◆ What is being asked ◆
The response must consist of every line of the listing, reproduced verbatim.
**** Exercise data ****
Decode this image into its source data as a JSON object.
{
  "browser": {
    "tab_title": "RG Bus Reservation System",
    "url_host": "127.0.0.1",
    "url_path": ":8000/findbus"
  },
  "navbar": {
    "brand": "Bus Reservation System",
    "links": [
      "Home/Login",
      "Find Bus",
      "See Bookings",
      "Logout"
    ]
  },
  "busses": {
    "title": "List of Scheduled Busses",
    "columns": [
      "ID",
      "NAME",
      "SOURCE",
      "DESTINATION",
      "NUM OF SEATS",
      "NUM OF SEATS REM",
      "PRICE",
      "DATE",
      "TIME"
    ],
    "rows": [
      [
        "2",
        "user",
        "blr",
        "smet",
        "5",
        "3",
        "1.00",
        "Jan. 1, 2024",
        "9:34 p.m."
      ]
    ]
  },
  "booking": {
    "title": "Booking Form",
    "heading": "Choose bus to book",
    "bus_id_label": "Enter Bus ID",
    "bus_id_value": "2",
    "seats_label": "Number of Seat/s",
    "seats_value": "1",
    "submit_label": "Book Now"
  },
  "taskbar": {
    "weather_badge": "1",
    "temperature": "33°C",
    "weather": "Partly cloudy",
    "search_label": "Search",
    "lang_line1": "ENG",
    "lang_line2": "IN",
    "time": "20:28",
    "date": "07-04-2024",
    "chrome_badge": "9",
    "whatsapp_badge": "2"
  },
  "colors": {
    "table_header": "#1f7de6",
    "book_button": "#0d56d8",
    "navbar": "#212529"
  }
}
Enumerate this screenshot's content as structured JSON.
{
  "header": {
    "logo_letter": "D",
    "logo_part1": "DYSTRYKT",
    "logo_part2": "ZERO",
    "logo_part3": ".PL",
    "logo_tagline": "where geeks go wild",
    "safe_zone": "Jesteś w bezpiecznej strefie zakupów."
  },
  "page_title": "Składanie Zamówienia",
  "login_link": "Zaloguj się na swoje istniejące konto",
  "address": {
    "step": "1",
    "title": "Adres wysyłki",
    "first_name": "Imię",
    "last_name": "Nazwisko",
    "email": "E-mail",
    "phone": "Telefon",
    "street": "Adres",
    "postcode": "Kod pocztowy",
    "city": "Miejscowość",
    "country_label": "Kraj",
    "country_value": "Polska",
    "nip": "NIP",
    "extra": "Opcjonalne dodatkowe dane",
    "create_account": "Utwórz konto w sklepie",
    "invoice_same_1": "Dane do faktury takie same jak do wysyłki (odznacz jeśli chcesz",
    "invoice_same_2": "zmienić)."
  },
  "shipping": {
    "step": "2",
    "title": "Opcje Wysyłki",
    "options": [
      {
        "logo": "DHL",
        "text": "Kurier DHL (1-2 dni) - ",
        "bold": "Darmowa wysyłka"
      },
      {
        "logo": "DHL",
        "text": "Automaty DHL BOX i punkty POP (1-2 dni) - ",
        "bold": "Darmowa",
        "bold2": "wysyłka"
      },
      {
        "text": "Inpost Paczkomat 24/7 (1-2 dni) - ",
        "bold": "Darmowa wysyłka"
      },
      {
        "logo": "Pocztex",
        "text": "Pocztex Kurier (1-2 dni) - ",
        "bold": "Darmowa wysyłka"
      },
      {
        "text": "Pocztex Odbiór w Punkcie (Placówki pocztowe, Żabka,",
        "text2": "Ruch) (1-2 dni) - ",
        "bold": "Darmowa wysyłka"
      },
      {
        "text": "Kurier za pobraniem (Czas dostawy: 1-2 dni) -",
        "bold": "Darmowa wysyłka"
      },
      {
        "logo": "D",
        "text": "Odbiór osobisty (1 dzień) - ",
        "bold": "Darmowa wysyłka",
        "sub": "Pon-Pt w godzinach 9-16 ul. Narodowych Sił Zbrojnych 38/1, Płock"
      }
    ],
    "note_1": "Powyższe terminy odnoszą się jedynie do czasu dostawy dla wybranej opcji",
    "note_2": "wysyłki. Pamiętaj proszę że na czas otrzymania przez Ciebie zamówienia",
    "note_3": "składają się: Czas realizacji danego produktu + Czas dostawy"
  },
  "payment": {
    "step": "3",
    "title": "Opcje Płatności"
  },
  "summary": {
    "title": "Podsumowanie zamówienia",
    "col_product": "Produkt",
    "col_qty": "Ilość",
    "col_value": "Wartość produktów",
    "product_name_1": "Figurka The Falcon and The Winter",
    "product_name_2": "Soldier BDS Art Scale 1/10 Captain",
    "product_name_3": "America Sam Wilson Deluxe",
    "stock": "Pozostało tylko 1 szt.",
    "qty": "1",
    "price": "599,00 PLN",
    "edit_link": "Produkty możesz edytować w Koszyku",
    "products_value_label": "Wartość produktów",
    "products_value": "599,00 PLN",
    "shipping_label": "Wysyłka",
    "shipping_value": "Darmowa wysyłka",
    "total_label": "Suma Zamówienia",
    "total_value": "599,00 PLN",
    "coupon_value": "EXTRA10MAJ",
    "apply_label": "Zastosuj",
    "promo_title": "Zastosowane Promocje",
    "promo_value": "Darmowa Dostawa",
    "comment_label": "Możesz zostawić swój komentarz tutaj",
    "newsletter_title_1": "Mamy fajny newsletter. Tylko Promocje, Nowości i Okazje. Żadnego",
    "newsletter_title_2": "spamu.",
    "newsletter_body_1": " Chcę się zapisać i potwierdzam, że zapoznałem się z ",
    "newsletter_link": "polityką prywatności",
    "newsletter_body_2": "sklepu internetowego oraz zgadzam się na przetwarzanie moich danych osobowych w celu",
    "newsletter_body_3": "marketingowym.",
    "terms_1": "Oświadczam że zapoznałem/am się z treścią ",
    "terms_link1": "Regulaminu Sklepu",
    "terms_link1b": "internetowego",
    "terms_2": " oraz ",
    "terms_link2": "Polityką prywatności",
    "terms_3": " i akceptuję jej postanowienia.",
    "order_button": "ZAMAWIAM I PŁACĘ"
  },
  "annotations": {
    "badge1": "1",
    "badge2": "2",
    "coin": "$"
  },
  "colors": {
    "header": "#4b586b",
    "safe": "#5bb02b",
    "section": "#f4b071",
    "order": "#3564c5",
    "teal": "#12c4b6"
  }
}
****
◆ Answer space ◆
Decode this image into its source data as a JSON object.
{
  "browser": {
    "tab_title": "RG Bus Reservation System",
    "url_host": "127.0.0.1",
    "url_path": ":8000/findbus"
  },
  "navbar": {
    "brand": "Bus Reservation System",
    "links": [
      "Home/Login",
      "Find Bus",
      "See Bookings",
      "Logout"
    ]
  },
  "busses": {
    "title": "List of Scheduled Busses",
    "columns": [
      "ID",
      "NAME",
      "SOURCE",
      "DESTINATION",
      "NUM OF SEATS",
      "NUM OF SEATS REM",
      "PRICE",
      "DATE",
      "TIME"
    ],
    "rows": [
      [
        "2",
        "user",
        "blr",
        "smet",
        "5",
        "3",
        "1.00",
        "Jan. 1, 2024",
        "9:34 p.m."
      ]
    ]
  },
  "booking": {
    "title": "Booking Form",
    "heading": "Choose bus to book",
    "bus_id_label": "Enter Bus ID",
    "bus_id_value": "2",
    "seats_label": "Number of Seat/s",
    "seats_value": "1",
    "submit_label": "Book Now"
  },
  "taskbar": {
    "weather_badge": "1",
    "temperature": "33°C",
    "weather": "Partly cloudy",
    "search_label": "Search",
    "lang_line1": "ENG",
    "lang_line2": "IN",
    "time": "20:28",
    "date": "07-04-2024",
    "chrome_badge": "9",
    "whatsapp_badge": "2"
  },
  "colors": {
    "table_header": "#1f7de6",
    "book_button": "#0d56d8",
    "navbar": "#212529"
  }
}
Enumerate this screenshot's content as structured JSON.
{
  "header": {
    "logo_letter": "D",
    "logo_part1": "DYSTRYKT",
    "logo_part2": "ZERO",
    "logo_part3": ".PL",
    "logo_tagline": "where geeks go wild",
    "safe_zone": "Jesteś w bezpiecznej strefie zakupów."
  },
  "page_title": "Składanie Zamówienia",
  "login_link": "Zaloguj się na swoje istniejące konto",
  "address": {
    "step": "1",
    "title": "Adres wysyłki",
    "first_name": "Imię",
    "last_name": "Nazwisko",
    "email": "E-mail",
    "phone": "Telefon",
    "street": "Adres",
    "postcode": "Kod pocztowy",
    "city": "Miejscowość",
    "country_label": "Kraj",
    "country_value": "Polska",
    "nip": "NIP",
    "extra": "Opcjonalne dodatkowe dane",
    "create_account": "Utwórz konto w sklepie",
    "invoice_same_1": "Dane do faktury takie same jak do wysyłki (odznacz jeśli chcesz",
    "invoice_same_2": "zmienić)."
  },
  "shipping": {
    "step": "2",
    "title": "Opcje Wysyłki",
    "options": [
      {
        "logo": "DHL",
        "text": "Kurier DHL (1-2 dni) - ",
        "bold": "Darmowa wysyłka"
      },
      {
        "logo": "DHL",
        "text": "Automaty DHL BOX i punkty POP (1-2 dni) - ",
        "bold": "Darmowa",
        "bold2": "wysyłka"
      },
      {
        "text": "Inpost Paczkomat 24/7 (1-2 dni) - ",
        "bold": "Darmowa wysyłka"
      },
      {
        "logo": "Pocztex",
        "text": "Pocztex Kurier (1-2 dni) - ",
        "bold": "Darmowa wysyłka"
      },
      {
        "text": "Pocztex Odbiór w Punkcie (Placówki pocztowe, Żabka,",
        "text2": "Ruch) (1-2 dni) - ",
        "bold": "Darmowa wysyłka"
      },
      {
        "text": "Kurier za pobraniem (Czas dostawy: 1-2 dni) -",
        "bold": "Darmowa wysyłka"
      },
      {
        "logo": "D",
        "text": "Odbiór osobisty (1 dzień) - ",
        "bold": "Darmowa wysyłka",
        "sub": "Pon-Pt w godzinach 9-16 ul. Narodowych Sił Zbrojnych 38/1, Płock"
      }
    ],
    "note_1": "Powyższe terminy odnoszą się jedynie do czasu dostawy dla wybranej opcji",
    "note_2": "wysyłki. Pamiętaj proszę że na czas otrzymania przez Ciebie zamówienia",
    "note_3": "składają się: Czas realizacji danego produktu + Czas dostawy"
  },
  "payment": {
    "step": "3",
    "title": "Opcje Płatności"
  },
  "summary": {
    "title": "Podsumowanie zamówienia",
    "col_product": "Produkt",
    "col_qty": "Ilość",
    "col_value": "Wartość produktów",
    "product_name_1": "Figurka The Falcon and The Winter",
    "product_name_2": "Soldier BDS Art Scale 1/10 Captain",
    "product_name_3": "America Sam Wilson Deluxe",
    "stock": "Pozostało tylko 1 szt.",
    "qty": "1",
    "price": "599,00 PLN",
    "edit_link": "Produkty możesz edytować w Koszyku",
    "products_value_label": "Wartość produktów",
    "products_value": "599,00 PLN",
    "shipping_label": "Wysyłka",
    "shipping_value": "Darmowa wysyłka",
    "total_label": "Suma Zamówienia",
    "total_value": "599,00 PLN",
    "coupon_value": "EXTRA10MAJ",
    "apply_label": "Zastosuj",
    "promo_title": "Zastosowane Promocje",
    "promo_value": "Darmowa Dostawa",
    "comment_label": "Możesz zostawić swój komentarz tutaj",
    "newsletter_title_1": "Mamy fajny newsletter. Tylko Promocje, Nowości i Okazje. Żadnego",
    "newsletter_title_2": "spamu.",
    "newsletter_body_1": " Chcę się zapisać i potwierdzam, że zapoznałem się z ",
    "newsletter_link": "polityką prywatności",
    "newsletter_body_2": "sklepu internetowego oraz zgadzam się na przetwarzanie moich danych osobowych w celu",
    "newsletter_body_3": "marketingowym.",
    "terms_1": "Oświadczam że zapoznałem/am się z treścią ",
    "terms_link1": "Regulaminu Sklepu",
    "terms_link1b": "internetowego",
    "terms_2": " oraz ",
    "terms_link2": "Polityką prywatności",
    "terms_3": " i akceptuję jej postanowienia.",
    "order_button": "ZAMAWIAM I PŁACĘ"
  },
  "annotations": {
    "badge1": "1",
    "badge2": "2",
    "coin": "$"
  },
  "colors": {
    "header": "#4b586b",
    "safe": "#5bb02b",
    "section": "#f4b071",
    "order": "#3564c5",
    "teal": "#12c4b6"
  }
}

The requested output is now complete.